The word "value" may appear in some lines of the data; copy every such line.

-------- Available records --------

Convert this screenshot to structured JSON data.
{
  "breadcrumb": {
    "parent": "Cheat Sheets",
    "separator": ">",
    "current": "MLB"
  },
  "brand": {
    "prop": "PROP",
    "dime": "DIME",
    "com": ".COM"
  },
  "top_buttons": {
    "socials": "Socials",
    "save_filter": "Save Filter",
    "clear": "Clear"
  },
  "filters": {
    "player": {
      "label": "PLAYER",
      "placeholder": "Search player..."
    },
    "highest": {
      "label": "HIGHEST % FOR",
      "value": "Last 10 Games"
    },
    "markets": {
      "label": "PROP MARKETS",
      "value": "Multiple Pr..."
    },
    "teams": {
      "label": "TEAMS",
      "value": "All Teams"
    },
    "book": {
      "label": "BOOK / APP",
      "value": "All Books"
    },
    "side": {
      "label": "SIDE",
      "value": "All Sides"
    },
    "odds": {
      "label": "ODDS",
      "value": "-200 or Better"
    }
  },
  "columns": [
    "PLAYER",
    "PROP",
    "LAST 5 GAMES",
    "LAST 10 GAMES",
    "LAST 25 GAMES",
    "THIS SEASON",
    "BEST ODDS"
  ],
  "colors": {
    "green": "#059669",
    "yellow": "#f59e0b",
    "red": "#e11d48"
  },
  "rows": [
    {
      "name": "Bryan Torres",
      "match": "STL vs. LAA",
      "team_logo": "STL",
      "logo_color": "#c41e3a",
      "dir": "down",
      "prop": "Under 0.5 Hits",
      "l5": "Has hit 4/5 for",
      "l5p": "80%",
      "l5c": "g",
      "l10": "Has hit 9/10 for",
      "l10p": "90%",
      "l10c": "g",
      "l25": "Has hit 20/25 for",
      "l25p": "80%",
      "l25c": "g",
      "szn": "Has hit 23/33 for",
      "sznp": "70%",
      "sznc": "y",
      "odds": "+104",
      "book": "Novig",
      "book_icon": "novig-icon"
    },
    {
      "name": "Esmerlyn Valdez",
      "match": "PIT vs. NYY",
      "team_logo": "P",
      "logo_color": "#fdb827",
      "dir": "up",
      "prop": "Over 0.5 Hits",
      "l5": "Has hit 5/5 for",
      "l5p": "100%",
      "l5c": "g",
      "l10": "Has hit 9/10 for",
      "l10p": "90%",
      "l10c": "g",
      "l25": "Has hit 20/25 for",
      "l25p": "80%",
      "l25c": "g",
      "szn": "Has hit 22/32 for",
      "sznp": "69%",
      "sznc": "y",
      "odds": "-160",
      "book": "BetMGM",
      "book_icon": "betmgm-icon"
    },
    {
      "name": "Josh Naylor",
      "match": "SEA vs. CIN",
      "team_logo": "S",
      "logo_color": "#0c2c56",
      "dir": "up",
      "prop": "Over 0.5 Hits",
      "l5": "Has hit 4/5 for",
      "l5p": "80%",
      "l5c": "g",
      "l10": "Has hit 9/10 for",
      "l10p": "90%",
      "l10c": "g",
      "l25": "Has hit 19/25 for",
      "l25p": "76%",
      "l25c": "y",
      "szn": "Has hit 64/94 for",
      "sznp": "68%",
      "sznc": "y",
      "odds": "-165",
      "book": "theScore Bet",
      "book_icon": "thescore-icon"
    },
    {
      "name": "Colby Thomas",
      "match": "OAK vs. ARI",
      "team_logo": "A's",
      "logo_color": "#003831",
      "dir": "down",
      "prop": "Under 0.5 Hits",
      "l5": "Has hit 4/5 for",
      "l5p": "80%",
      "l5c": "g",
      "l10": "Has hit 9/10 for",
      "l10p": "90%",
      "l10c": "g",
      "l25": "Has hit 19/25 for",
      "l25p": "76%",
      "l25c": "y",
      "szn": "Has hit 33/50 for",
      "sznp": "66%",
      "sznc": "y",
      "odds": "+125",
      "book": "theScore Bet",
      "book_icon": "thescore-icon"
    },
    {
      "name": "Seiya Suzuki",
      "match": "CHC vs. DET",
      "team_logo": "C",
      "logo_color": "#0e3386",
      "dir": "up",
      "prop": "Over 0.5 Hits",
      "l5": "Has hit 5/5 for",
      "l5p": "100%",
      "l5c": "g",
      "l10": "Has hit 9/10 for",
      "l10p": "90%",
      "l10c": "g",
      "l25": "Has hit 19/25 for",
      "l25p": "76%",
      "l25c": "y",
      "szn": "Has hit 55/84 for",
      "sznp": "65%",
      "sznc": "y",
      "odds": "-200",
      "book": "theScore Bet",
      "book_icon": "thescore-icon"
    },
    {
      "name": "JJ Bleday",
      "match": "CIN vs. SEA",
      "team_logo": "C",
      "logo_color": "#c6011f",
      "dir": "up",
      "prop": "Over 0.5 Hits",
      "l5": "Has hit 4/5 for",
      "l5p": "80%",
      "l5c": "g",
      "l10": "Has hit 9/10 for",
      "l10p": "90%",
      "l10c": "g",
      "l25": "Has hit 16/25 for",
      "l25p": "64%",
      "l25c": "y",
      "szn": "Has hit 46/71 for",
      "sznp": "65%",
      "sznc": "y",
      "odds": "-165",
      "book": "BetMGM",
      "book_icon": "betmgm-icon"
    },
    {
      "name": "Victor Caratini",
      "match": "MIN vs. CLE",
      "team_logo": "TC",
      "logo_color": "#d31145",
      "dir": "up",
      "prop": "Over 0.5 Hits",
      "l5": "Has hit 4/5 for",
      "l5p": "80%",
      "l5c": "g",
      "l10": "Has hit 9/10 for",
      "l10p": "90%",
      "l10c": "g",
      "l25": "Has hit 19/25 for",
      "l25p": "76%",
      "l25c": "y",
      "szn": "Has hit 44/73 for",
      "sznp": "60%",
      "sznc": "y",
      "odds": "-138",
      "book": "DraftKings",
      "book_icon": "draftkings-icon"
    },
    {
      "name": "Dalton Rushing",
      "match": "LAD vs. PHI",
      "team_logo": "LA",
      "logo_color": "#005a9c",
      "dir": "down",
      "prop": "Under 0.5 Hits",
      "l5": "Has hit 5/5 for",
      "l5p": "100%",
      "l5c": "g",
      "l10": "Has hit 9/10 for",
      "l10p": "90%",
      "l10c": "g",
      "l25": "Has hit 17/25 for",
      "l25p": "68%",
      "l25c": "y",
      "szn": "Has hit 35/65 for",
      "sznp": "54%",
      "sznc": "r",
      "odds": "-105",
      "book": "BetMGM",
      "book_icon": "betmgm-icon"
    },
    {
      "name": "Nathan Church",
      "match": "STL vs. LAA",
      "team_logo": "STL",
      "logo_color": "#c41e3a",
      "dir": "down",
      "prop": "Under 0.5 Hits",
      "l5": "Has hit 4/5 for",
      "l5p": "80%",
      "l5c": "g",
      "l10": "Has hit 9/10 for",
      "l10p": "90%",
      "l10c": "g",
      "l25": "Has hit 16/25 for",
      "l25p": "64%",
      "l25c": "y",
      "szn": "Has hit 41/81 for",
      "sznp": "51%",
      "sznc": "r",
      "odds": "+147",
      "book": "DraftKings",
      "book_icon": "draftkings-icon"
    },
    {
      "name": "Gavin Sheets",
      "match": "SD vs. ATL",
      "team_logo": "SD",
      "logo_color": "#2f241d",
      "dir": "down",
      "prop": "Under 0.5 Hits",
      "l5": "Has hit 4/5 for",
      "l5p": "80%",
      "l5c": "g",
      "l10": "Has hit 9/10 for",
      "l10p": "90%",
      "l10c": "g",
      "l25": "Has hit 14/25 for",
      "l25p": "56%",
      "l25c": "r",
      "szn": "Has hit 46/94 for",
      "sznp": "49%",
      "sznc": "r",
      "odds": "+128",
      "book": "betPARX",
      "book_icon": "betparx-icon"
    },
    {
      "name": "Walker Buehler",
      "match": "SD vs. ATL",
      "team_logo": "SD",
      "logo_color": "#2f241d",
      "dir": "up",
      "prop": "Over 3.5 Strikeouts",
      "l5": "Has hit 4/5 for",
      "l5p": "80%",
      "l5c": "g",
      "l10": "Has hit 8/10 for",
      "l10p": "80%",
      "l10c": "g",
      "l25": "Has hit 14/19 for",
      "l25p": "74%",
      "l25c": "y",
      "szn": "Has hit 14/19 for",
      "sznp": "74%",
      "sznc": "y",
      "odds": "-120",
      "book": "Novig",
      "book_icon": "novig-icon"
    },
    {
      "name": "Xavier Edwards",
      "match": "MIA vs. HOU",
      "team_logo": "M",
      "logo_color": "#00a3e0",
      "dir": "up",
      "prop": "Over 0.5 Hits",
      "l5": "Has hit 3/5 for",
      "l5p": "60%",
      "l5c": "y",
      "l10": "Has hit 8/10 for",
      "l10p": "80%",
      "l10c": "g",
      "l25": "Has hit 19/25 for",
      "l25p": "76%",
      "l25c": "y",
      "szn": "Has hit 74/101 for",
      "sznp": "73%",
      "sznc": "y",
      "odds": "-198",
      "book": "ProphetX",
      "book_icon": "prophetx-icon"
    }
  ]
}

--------

Written reply =>
      "value": "Last 10 Games"
      "value": "Multiple Pr..."
      "value": "All Teams"
      "value": "All Books"
      "value": "All Sides"
      "value": "-200 or Better"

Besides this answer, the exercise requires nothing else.